───── DATASET RECORDS

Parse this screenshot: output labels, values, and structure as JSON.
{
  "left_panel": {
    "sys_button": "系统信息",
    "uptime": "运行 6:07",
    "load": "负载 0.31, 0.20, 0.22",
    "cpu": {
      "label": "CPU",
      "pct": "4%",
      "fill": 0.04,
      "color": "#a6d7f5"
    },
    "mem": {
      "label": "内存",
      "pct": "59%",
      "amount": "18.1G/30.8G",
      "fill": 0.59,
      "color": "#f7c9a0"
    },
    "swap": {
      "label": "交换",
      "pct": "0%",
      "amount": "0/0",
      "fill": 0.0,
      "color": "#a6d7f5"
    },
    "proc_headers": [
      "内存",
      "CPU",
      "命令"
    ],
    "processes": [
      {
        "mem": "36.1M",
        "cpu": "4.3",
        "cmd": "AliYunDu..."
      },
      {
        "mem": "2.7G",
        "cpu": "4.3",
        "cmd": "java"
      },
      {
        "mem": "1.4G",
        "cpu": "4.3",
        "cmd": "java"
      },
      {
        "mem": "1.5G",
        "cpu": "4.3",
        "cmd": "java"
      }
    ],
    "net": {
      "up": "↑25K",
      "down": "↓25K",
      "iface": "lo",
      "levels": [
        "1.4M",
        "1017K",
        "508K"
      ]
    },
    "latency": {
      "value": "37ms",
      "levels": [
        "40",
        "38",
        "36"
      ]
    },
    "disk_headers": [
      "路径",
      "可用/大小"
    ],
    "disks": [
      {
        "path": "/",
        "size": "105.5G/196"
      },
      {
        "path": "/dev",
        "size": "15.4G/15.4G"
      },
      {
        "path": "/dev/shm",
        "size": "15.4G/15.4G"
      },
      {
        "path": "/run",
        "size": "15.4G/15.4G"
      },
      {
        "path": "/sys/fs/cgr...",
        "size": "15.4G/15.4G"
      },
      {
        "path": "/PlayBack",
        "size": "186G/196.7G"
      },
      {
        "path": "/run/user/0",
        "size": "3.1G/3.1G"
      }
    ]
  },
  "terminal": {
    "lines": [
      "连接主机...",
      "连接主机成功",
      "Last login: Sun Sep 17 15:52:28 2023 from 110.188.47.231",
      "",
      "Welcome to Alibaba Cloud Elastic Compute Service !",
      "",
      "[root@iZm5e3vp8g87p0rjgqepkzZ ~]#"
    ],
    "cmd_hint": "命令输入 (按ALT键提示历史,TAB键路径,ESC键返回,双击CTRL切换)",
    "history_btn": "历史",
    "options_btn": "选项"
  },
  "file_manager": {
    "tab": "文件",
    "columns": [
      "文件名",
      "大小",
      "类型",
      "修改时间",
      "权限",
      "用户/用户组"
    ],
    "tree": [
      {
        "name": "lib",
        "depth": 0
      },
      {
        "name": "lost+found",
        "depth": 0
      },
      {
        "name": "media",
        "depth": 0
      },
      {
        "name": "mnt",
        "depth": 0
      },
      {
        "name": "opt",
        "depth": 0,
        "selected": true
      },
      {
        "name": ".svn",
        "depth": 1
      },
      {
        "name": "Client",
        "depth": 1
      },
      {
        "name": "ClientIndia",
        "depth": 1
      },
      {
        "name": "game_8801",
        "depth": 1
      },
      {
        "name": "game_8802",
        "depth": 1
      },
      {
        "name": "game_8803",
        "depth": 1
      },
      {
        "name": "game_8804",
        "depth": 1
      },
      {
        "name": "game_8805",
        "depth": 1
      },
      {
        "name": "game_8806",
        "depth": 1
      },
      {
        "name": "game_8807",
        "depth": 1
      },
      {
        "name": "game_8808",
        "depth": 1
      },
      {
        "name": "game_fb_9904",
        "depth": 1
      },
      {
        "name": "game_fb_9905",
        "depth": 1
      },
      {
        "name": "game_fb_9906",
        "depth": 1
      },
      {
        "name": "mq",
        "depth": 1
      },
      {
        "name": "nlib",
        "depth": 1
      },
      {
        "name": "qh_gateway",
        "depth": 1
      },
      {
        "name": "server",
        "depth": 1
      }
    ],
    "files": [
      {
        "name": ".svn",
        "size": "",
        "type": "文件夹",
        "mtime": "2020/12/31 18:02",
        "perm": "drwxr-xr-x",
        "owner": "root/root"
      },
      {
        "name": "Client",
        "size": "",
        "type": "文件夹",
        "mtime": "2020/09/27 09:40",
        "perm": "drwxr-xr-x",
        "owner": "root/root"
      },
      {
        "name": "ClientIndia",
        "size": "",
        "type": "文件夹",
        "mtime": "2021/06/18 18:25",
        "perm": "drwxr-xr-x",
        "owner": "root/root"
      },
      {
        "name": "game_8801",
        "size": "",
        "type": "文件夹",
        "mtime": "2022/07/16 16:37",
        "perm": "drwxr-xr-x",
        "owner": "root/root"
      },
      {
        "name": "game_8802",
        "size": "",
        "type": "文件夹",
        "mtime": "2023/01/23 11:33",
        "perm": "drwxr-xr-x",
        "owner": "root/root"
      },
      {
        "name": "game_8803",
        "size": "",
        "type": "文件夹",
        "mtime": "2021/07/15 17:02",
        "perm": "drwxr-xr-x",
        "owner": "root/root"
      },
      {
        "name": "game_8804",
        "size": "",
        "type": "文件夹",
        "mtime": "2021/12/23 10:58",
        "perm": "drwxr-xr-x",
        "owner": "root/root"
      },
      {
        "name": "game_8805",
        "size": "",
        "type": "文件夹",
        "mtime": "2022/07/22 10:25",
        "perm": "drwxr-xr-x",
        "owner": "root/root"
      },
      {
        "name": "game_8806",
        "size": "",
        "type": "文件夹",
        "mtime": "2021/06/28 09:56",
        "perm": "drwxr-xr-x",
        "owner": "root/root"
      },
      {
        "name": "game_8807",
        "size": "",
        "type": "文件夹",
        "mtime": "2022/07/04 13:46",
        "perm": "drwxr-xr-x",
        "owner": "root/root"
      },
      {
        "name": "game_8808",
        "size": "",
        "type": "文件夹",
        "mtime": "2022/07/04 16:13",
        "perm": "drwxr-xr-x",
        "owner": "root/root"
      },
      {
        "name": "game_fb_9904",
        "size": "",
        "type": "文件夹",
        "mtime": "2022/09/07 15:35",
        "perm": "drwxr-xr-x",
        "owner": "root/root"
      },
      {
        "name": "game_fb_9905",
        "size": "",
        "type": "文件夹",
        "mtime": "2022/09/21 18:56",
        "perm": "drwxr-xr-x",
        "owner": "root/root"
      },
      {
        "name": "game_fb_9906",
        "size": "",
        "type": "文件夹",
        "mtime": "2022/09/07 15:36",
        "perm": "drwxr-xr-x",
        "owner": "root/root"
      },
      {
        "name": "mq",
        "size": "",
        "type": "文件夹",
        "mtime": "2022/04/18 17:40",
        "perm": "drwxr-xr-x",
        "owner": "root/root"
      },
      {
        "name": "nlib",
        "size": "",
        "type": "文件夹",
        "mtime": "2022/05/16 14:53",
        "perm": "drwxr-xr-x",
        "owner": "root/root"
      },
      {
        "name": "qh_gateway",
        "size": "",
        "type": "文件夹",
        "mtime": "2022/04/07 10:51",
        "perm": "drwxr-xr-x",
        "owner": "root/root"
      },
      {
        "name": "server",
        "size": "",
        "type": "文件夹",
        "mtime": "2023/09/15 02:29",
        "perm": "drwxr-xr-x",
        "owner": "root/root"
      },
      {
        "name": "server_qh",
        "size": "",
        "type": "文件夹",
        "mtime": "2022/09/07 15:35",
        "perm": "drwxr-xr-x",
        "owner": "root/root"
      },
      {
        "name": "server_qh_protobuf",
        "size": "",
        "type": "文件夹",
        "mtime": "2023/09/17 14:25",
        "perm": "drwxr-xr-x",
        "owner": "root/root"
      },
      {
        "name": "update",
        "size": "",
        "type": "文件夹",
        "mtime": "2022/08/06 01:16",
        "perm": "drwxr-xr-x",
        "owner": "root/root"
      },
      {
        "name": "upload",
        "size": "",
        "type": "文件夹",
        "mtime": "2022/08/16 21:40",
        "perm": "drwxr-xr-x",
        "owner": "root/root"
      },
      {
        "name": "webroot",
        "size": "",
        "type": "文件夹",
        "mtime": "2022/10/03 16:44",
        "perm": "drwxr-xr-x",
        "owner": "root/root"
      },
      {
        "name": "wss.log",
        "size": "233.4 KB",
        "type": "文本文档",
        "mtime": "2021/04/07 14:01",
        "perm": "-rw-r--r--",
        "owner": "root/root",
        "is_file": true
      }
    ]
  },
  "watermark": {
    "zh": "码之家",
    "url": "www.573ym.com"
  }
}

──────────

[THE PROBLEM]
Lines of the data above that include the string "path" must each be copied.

[SOLUTION TO THE PROBLEM]
        "path": "/",
        "path": "/dev",
        "path": "/dev/shm",
        "path": "/run",
        "path": "/sys/fs/cgr...",
        "path": "/PlayBack",
        "path": "/run/user/0",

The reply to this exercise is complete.